By Elias Hazou
ALL told, the lifting of restrictions on property development within the non-military areas of the British Sovereign Base Areas (SBA) may be a step in the right direction, but on its own is not likely to be a game-changer for an economy in the dumps, observers said yesterday.
The government has said that under the deal struck this week with the British government, property owners within the bases will be allowed to carry out not only housing development, but also tourist and industrial development. And property owners will now be able to sell to non-locals, Europeans and third country nationals.
Under the arrangement, 78 per cent of the bases territory (about 200 square kilometres), in which all privately-owned properties are located, would be covered by island-wide town planning zones.
The government has been quick to sell the agreement as a big boost to the flagging economy, freeing up latent resources (primarily land) whose development had hitherto been tied up by administrative constraints.
At this point details are sketchy one can only speculate on how the SBA deal will pan out.
One thing is clear: real estate prices in the affected areas should go up.
“Because the value of land is tied to its use, real estate values are expected to get a significant boost,” said George Mouskides, general manager of FOX Smart Estate Agency.
“Previously, locals could only build one house on their land; now, they will be able to build, say, two or three houses on the same land plot.”
And there’s a great deal of prime real estate in the SBAs, including coastline land.
But with a deep recession, bank credit tight, the property market depressed and many developers themselves in the red to the tune of hundreds of millions, where will the cash come from?
Foreign investors and/or banks may be the first to bankroll development projects in the SBA territories, suggests Mouskides.
“It’s not unreasonable to expect financing from non-Cypriot organizations, given for example the recent upgrade – even if slight – of confidence in the Cyprus economy by Standard and Poor’s.
“But given that it will take quite some time for the economy to rebound, we should not get ahead of ourselves. On the other hand, since at any rate the lead time for town planning permits typically takes years – though the government has pledged to reform this – by the time current permit applications are approved the economy might look very different than it does today.”
Whenever the action in the SBAs does pick up, Mouskides sees a mix of both residential and non-residential development. For example, Limassol residents may start buying up land and moving to the Akrotiri SBA before real estate prices there equalize with the rest of the island.
“Overall, the SBA agreement is certainly a positive one…how it’s actually implemented remains to be seen,” added Mouskides.
And one should not imagine that people will be queuing up to buy and sell property in the SBA, cautioned a former official with the Technical Chamber (ETEK).
“I realise that this might rain on the government’s parade, but there you have it,” commented the source, who preferred not to be named.
He warned also of the risk of unsustainable and ‘out of control’ development.

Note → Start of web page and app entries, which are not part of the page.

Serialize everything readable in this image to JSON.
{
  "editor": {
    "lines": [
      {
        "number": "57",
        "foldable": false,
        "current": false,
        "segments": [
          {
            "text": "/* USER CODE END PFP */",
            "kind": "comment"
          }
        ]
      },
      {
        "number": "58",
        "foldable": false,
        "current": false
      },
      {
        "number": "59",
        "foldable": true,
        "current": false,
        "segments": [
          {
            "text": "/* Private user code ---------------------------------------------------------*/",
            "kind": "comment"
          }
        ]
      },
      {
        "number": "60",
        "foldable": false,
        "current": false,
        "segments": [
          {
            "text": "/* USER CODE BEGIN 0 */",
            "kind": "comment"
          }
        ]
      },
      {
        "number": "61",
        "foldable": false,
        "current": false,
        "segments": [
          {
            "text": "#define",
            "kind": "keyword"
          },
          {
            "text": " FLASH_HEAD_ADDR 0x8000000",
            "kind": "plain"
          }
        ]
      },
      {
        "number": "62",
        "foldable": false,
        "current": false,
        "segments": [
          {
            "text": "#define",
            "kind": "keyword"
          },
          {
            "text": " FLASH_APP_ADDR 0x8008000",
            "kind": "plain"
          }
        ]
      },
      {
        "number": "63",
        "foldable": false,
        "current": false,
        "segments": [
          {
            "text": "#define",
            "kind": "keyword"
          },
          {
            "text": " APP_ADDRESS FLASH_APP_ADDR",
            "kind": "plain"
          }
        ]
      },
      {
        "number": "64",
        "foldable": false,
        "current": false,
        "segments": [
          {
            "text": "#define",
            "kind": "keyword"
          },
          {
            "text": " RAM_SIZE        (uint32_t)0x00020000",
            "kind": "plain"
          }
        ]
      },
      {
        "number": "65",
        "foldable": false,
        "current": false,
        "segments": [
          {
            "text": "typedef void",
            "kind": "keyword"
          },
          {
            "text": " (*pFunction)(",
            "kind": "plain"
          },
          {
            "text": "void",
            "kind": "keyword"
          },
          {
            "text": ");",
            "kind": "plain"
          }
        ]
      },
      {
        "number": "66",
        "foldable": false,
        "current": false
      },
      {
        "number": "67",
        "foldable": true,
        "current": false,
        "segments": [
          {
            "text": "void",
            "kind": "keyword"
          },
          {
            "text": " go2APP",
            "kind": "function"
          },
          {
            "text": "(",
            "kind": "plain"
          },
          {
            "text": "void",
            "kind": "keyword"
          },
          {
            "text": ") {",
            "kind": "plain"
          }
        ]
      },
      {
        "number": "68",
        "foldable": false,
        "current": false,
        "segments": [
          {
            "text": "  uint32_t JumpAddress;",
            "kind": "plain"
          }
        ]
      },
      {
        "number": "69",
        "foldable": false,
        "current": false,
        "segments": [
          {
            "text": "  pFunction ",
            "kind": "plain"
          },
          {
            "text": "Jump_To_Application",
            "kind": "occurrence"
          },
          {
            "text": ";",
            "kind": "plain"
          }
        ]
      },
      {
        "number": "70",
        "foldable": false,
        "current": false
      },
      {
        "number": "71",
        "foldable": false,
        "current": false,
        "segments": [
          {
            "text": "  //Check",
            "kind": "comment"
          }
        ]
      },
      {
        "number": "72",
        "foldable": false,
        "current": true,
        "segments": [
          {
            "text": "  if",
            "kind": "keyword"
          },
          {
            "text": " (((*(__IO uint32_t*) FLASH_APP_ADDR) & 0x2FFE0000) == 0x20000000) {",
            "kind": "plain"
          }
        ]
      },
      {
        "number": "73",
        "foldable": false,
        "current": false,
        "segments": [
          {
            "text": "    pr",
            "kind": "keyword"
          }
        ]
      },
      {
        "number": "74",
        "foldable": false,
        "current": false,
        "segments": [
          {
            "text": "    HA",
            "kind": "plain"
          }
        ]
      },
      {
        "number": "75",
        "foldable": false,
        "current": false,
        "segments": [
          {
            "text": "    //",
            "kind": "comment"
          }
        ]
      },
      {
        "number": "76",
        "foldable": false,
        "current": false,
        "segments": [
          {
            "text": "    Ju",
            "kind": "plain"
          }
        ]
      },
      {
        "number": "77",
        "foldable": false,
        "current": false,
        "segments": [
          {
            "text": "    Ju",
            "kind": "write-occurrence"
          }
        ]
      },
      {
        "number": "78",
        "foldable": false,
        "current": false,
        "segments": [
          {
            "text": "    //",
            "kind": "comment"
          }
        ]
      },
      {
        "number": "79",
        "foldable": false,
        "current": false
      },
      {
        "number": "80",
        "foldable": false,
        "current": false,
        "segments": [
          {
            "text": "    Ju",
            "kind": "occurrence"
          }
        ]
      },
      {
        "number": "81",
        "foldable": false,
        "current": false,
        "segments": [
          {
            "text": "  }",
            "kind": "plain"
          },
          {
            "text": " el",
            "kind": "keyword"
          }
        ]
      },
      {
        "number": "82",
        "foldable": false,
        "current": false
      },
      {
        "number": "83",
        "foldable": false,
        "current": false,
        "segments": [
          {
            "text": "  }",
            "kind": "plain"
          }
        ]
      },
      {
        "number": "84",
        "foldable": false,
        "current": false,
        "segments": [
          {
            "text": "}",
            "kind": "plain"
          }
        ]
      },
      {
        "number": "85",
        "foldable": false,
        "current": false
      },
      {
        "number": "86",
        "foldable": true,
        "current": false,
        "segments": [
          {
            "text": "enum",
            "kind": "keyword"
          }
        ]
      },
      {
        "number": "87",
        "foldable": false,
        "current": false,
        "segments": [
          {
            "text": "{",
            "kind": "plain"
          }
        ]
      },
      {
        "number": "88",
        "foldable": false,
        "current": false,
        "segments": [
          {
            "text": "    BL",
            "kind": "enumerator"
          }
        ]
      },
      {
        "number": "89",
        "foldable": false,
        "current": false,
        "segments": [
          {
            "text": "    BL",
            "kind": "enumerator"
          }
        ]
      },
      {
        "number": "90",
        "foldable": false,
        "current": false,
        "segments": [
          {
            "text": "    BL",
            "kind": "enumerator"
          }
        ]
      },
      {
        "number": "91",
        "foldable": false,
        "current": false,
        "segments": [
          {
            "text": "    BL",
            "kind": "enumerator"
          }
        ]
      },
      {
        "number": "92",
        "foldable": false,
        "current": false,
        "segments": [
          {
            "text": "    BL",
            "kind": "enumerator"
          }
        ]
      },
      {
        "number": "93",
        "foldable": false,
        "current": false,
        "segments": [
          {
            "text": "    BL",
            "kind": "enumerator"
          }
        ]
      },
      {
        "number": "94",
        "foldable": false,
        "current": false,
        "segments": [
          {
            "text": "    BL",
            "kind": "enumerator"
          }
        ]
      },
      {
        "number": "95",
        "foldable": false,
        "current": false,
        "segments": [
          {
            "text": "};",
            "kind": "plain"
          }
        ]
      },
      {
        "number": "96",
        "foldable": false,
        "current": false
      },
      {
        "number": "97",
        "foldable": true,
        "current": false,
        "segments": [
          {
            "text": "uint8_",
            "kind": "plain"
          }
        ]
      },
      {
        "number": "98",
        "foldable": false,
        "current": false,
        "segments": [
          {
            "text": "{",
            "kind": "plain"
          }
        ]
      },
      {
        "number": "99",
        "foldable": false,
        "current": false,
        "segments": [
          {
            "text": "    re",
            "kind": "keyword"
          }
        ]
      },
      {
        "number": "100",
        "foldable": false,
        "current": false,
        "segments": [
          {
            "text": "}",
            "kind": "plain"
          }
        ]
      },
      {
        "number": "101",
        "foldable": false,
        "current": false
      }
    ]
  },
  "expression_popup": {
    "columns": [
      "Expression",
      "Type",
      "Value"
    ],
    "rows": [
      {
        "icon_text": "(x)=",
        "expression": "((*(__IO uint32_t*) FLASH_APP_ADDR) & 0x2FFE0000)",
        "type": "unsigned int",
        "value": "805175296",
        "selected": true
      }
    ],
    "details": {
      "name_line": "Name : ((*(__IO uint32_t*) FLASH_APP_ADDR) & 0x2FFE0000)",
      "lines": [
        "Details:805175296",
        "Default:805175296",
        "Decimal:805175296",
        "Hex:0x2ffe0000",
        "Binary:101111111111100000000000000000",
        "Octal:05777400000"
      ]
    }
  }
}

“This goes for the whole of Cyprus, obviously. But if our track record is anything to go by – look at Ayia Napa for instance – then one is more pessimistic than optimistic. If by development we simply intend to sell homes and villas to the British and Chinese…then that’s shortsighted.”
Another factor to consider, the source said, is the type of planning zones that will apply to the affected SBA properties. In Cyprus, planning falls broadly into two categories: local plans for towns and heavily-built up areas, and countryside policy – also known as the Policy Statement for the Countryside – for areas not designated as local planning.
Though it’s too early to say for sure, the majority of the SBA areas would presumably fall under the countryside planning policy, in practice laxer than local plans as it’s subject to less checks and balances. Essentially, the source said, countryside policy is determined not so much by local communities and authorities, but from the top down – the interior ministry.
Pantelis Metaxas, former chairman of the Federation of Environmental and Ecological Organisations of Cyprus, echoed concerns about the risk of unchecked development.
From his experience, he said, the municipality of Akrotiri in particular has been traditionally ‘gung-ho’ for big development.
“This agreement now at the SBAs will probably whet their appetites,” he told the Mail.
The community leader of Akrotiri, which borders on the SBAs, was one of several who yesterday hailed the agreement, as did the Real Estate Agents Association.